This historical mystery covers the same territory as the Maisie Dobbs books, taking place in the post-WWI years in England. From a modern perspective, both look at the sad results of trench warfare and the treatment (or lack thereof) of soldiers suffering what we now call PTSD. This book, written by a mother-son team, is darker than the Maisie Dobbs books. The detective, Ian Rutledge, is returning to his Scotland Yard job after the war, hoping that a sense of purpose and busy-ness will help him cope with his shell shock. Unfortunately, a jealous superior recommends him for a case (the first of his return) that involves one officer shooting another and a witness who is despised by the locals for his shell shock, which is seen as cowardice. The hope is that Rutledge will break down or fail and be sacked.

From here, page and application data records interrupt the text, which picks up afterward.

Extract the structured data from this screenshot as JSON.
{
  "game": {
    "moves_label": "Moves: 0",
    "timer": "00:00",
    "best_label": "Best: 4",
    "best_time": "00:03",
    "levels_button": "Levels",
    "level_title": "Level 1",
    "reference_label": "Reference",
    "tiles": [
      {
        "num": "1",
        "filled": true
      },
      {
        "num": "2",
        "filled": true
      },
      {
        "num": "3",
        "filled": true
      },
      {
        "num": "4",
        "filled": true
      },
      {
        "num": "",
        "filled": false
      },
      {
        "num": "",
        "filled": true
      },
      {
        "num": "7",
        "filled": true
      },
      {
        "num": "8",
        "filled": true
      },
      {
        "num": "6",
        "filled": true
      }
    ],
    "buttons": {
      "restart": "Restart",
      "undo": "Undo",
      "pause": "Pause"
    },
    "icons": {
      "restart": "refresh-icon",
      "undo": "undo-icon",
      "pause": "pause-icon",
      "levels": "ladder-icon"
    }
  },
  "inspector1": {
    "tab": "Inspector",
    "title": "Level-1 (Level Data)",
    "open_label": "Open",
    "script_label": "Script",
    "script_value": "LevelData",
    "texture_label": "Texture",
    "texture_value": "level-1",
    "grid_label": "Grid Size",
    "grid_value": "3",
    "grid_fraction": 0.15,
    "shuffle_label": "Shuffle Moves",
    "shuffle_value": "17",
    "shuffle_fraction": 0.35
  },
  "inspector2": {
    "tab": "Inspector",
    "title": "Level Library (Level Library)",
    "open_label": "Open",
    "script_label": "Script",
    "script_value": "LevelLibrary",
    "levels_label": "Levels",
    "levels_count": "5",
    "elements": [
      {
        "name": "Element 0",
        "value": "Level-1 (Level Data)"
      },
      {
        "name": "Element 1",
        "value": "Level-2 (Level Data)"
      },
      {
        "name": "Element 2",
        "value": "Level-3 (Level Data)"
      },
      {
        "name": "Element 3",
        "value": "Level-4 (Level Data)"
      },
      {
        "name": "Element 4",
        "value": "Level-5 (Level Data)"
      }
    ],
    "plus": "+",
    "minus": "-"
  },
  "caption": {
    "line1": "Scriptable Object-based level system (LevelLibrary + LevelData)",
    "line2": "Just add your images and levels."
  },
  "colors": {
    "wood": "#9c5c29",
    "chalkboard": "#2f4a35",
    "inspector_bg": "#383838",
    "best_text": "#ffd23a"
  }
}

I enjoyed the historical detail and Rutledge's struggle more than the mystery. I was compelled to keep reading by my need to know if Rutledge was going to make it. I would have given it 4 stars, but the solution to the mystery was rather a rabbit out of a hat; not one you could solve yourself. In fairness, though, even Rutledge didn't figure it out. He just stumbled into it. I liked it enough to read more in the series. I've got to know how what happens to Rutledge next.